*** Begin section ***
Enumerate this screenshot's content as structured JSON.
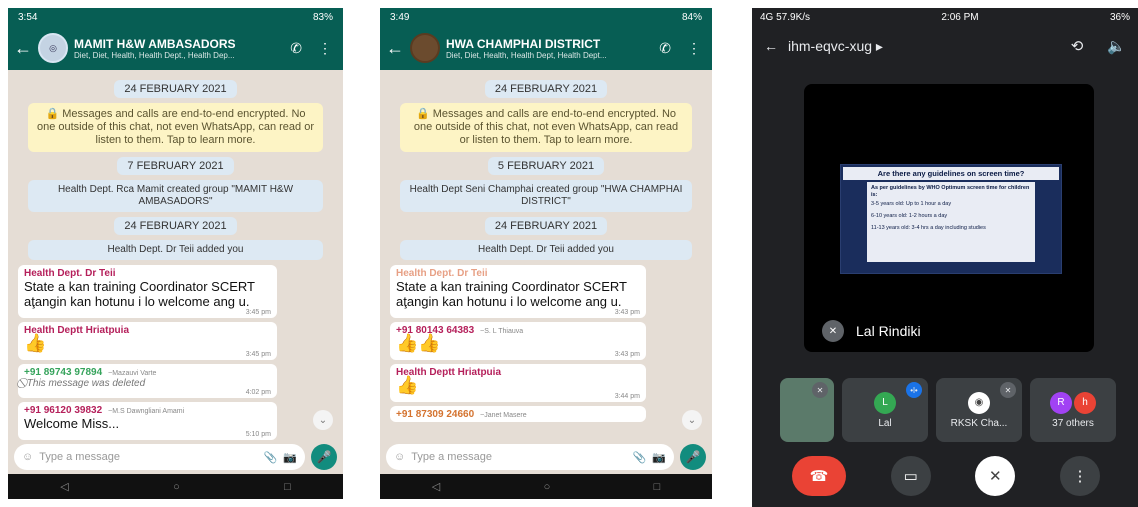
{
  "phone1": {
    "status": {
      "time": "3:54",
      "battery": "83%"
    },
    "header": {
      "title": "MAMIT H&W AMBASADORS",
      "subtitle": "Diet, Diet, Health, Health Dept., Health Dep..."
    },
    "messages": [
      {
        "kind": "date",
        "text": "24 FEBRUARY 2021"
      },
      {
        "kind": "enc",
        "text": "🔒 Messages and calls are end-to-end encrypted. No one outside of this chat, not even WhatsApp, can read or listen to them. Tap to learn more."
      },
      {
        "kind": "date",
        "text": "7 FEBRUARY 2021"
      },
      {
        "kind": "sys",
        "text": "Health Dept. Rca Mamit created group \"MAMIT H&W AMBASADORS\""
      },
      {
        "kind": "date",
        "text": "24 FEBRUARY 2021"
      },
      {
        "kind": "sys",
        "text": "Health Dept. Dr Teii added you"
      },
      {
        "kind": "msg",
        "sender": "Health Dept. Dr Teii",
        "sender_color": "#b5205b",
        "text": "State a kan training Coordinator SCERT aţangin kan hotunu i lo welcome ang u.",
        "time": "3:45 pm"
      },
      {
        "kind": "msg",
        "sender": "Health Deptt Hriatpuia",
        "sender_color": "#b5205b",
        "text": "👍",
        "time": "3:45 pm"
      },
      {
        "kind": "msg",
        "sender": "+91 89743 97894",
        "meta": "~Mazauvi Varte",
        "sender_color": "#35a35b",
        "deleted": "⃠ This message was deleted",
        "time": "4:02 pm"
      },
      {
        "kind": "msg",
        "sender": "+91 96120 39832",
        "meta": "~M.S Dawngliani Amami",
        "sender_color": "#b5205b",
        "text": "Welcome Miss...",
        "time": "5:10 pm"
      }
    ],
    "input_placeholder": "Type a message"
  },
  "phone2": {
    "status": {
      "time": "3:49",
      "battery": "84%"
    },
    "header": {
      "title": "HWA CHAMPHAI DISTRICT",
      "subtitle": "Diet, Diet, Health, Health Dept, Health Dept..."
    },
    "messages": [
      {
        "kind": "date",
        "text": "24 FEBRUARY 2021"
      },
      {
        "kind": "enc",
        "text": "🔒 Messages and calls are end-to-end encrypted. No one outside of this chat, not even WhatsApp, can read or listen to them. Tap to learn more."
      },
      {
        "kind": "date",
        "text": "5 FEBRUARY 2021"
      },
      {
        "kind": "sys",
        "text": "Health Dept Seni Champhai created group \"HWA CHAMPHAI DISTRICT\""
      },
      {
        "kind": "date",
        "text": "24 FEBRUARY 2021"
      },
      {
        "kind": "sys",
        "text": "Health Dept. Dr Teii added you"
      },
      {
        "kind": "msg",
        "sender": "Health Dept. Dr Teii",
        "sender_color": "#e7a085",
        "text": "State a kan training Coordinator SCERT aţangin kan hotunu i lo welcome ang u.",
        "time": "3:43 pm"
      },
      {
        "kind": "msg",
        "sender": "+91 80143 64383",
        "meta": "~S. L Thiauva",
        "sender_color": "#b5205b",
        "text": "👍👍",
        "time": "3:43 pm"
      },
      {
        "kind": "msg",
        "sender": "Health Deptt Hriatpuia",
        "sender_color": "#b5205b",
        "text": "👍",
        "time": "3:44 pm"
      },
      {
        "kind": "msg",
        "sender": "+91 87309 24660",
        "meta": "~Janet Masere",
        "sender_color": "#d4732f",
        "text": "",
        "time": ""
      }
    ],
    "input_placeholder": "Type a message"
  },
  "meet": {
    "status": {
      "left": "4G 57.9K/s",
      "time": "2:06 PM",
      "battery": "36%"
    },
    "meeting_code": "ihm-eqvc-xug",
    "slide": {
      "title": "Are there any guidelines on screen time?",
      "intro": "As per guidelines by WHO Optimum screen time for children is:",
      "lines": [
        "3-5  years  old: Up to 1 hour a day",
        "6-10 years  old: 1-2 hours a day",
        "11-13 years old: 3-4 hrs a day including studies"
      ]
    },
    "presenter_name": "Lal Rindiki",
    "participants": [
      {
        "label": "Lal",
        "initial": "L",
        "color": "#34a853"
      },
      {
        "label": "RKSK Cha...",
        "initial": "",
        "color": "#ffffff"
      },
      {
        "label": "37 others",
        "initial": "R",
        "initial2": "h",
        "color": "#a142f4",
        "color2": "#ea4335"
      }
    ]
  }
}
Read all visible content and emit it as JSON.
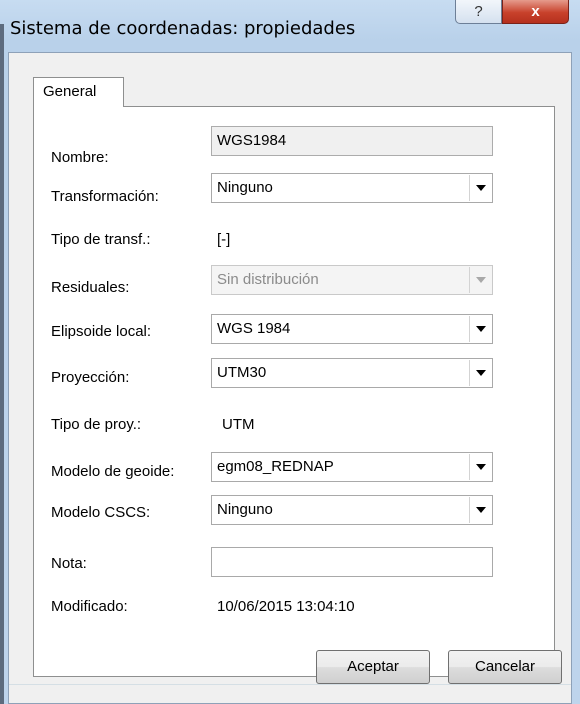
{
  "window": {
    "title": "Sistema de coordenadas: propiedades",
    "help_glyph": "?",
    "close_glyph": "x"
  },
  "tabs": [
    {
      "label": "General"
    }
  ],
  "form": {
    "nombre": {
      "label": "Nombre:",
      "value": "WGS1984"
    },
    "transformacion": {
      "label": "Transformación:",
      "value": "Ninguno"
    },
    "tipo_transf": {
      "label": "Tipo de transf.:",
      "value": "[-]"
    },
    "residuales": {
      "label": "Residuales:",
      "value": "Sin distribución"
    },
    "elipsoide": {
      "label": "Elipsoide local:",
      "value": "WGS 1984"
    },
    "proyeccion": {
      "label": "Proyección:",
      "value": "UTM30"
    },
    "tipo_proy": {
      "label": "Tipo de proy.:",
      "value": "UTM"
    },
    "geoide": {
      "label": "Modelo de geoide:",
      "value": "egm08_REDNAP"
    },
    "cscs": {
      "label": "Modelo CSCS:",
      "value": "Ninguno"
    },
    "nota": {
      "label": "Nota:",
      "value": ""
    },
    "modificado": {
      "label": "Modificado:",
      "value": "10/06/2015 13:04:10"
    }
  },
  "buttons": {
    "ok": "Aceptar",
    "cancel": "Cancelar"
  }
}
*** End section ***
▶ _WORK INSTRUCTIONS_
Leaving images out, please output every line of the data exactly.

▶ _ANSWER SECTION_
Enumerate this screenshot's content as structured JSON.
{
  "phone1": {
    "status": {
      "time": "3:54",
      "battery": "83%"
    },
    "header": {
      "title": "MAMIT H&W AMBASADORS",
      "subtitle": "Diet, Diet, Health, Health Dept., Health Dep..."
    },
    "messages": [
      {
        "kind": "date",
        "text": "24 FEBRUARY 2021"
      },
      {
        "kind": "enc",
        "text": "🔒 Messages and calls are end-to-end encrypted. No one outside of this chat, not even WhatsApp, can read or listen to them. Tap to learn more."
      },
      {
        "kind": "date",
        "text": "7 FEBRUARY 2021"
      },
      {
        "kind": "sys",
        "text": "Health Dept. Rca Mamit created group \"MAMIT H&W AMBASADORS\""
      },
      {
        "kind": "date",
        "text": "24 FEBRUARY 2021"
      },
      {
        "kind": "sys",
        "text": "Health Dept. Dr Teii added you"
      },
      {
        "kind": "msg",
        "sender": "Health Dept. Dr Teii",
        "sender_color": "#b5205b",
        "text": "State a kan training Coordinator SCERT aţangin kan hotunu i lo welcome ang u.",
        "time": "3:45 pm"
      },
      {
        "kind": "msg",
        "sender": "Health Deptt Hriatpuia",
        "sender_color": "#b5205b",
        "text": "👍",
        "time": "3:45 pm"
      },
      {
        "kind": "msg",
        "sender": "+91 89743 97894",
        "meta": "~Mazauvi Varte",
        "sender_color": "#35a35b",
        "deleted": "⃠ This message was deleted",
        "time": "4:02 pm"
      },
      {
        "kind": "msg",
        "sender": "+91 96120 39832",
        "meta": "~M.S Dawngliani Amami",
        "sender_color": "#b5205b",
        "text": "Welcome Miss...",
        "time": "5:10 pm"
      }
    ],
    "input_placeholder": "Type a message"
  },
  "phone2": {
    "status": {
      "time": "3:49",
      "battery": "84%"
    },
    "header": {
      "title": "HWA CHAMPHAI DISTRICT",
      "subtitle": "Diet, Diet, Health, Health Dept, Health Dept..."
    },
    "messages": [
      {
        "kind": "date",
        "text": "24 FEBRUARY 2021"
      },
      {
        "kind": "enc",
        "text": "🔒 Messages and calls are end-to-end encrypted. No one outside of this chat, not even WhatsApp, can read or listen to them. Tap to learn more."
      },
      {
        "kind": "date",
        "text": "5 FEBRUARY 2021"
      },
      {
        "kind": "sys",
        "text": "Health Dept Seni Champhai created group \"HWA CHAMPHAI DISTRICT\""
      },
      {
        "kind": "date",
        "text": "24 FEBRUARY 2021"
      },
      {
        "kind": "sys",
        "text": "Health Dept. Dr Teii added you"
      },
      {
        "kind": "msg",
        "sender": "Health Dept. Dr Teii",
        "sender_color": "#e7a085",
        "text": "State a kan training Coordinator SCERT aţangin kan hotunu i lo welcome ang u.",
        "time": "3:43 pm"
      },
      {
        "kind": "msg",
        "sender": "+91 80143 64383",
        "meta": "~S. L Thiauva",
        "sender_color": "#b5205b",
        "text": "👍👍",
        "time": "3:43 pm"
      },
      {
        "kind": "msg",
        "sender": "Health Deptt Hriatpuia",
        "sender_color": "#b5205b",
        "text": "👍",
        "time": "3:44 pm"
      },
      {
        "kind": "msg",
        "sender": "+91 87309 24660",
        "meta": "~Janet Masere",
        "sender_color": "#d4732f",
        "text": "",
        "time": ""
      }
    ],
    "input_placeholder": "Type a message"
  },
  "meet": {
    "status": {
      "left": "4G 57.9K/s",
      "time": "2:06 PM",
      "battery": "36%"
    },
    "meeting_code": "ihm-eqvc-xug",
    "slide": {
      "title": "Are there any guidelines on screen time?",
      "intro": "As per guidelines by WHO Optimum screen time for children is:",
      "lines": [
        "3-5  years  old: Up to 1 hour a day",
        "6-10 years  old: 1-2 hours a day",
        "11-13 years old: 3-4 hrs a day including studies"
      ]
    },
    "presenter_name": "Lal Rindiki",
    "participants": [
      {
        "label": "Lal",
        "initial": "L",
        "color": "#34a853"
      },
      {
        "label": "RKSK Cha...",
        "initial": "",
        "color": "#ffffff"
      },
      {
        "label": "37 others",
        "initial": "R",
        "initial2": "h",
        "color": "#a142f4",
        "color2": "#ea4335"
      }
    ]
  }
}
Read all visible content and emit it as JSON.
{
  "window": {
    "title": "Sistema de coordenadas: propiedades",
    "help_glyph": "?",
    "close_glyph": "x"
  },
  "tabs": [
    {
      "label": "General"
    }
  ],
  "form": {
    "nombre": {
      "label": "Nombre:",
      "value": "WGS1984"
    },
    "transformacion": {
      "label": "Transformación:",
      "value": "Ninguno"
    },
    "tipo_transf": {
      "label": "Tipo de transf.:",
      "value": "[-]"
    },
    "residuales": {
      "label": "Residuales:",
      "value": "Sin distribución"
    },
    "elipsoide": {
      "label": "Elipsoide local:",
      "value": "WGS 1984"
    },
    "proyeccion": {
      "label": "Proyección:",
      "value": "UTM30"
    },
    "tipo_proy": {
      "label": "Tipo de proy.:",
      "value": "UTM"
    },
    "geoide": {
      "label": "Modelo de geoide:",
      "value": "egm08_REDNAP"
    },
    "cscs": {
      "label": "Modelo CSCS:",
      "value": "Ninguno"
    },
    "nota": {
      "label": "Nota:",
      "value": ""
    },
    "modificado": {
      "label": "Modificado:",
      "value": "10/06/2015 13:04:10"
    }
  },
  "buttons": {
    "ok": "Aceptar",
    "cancel": "Cancelar"
  }
}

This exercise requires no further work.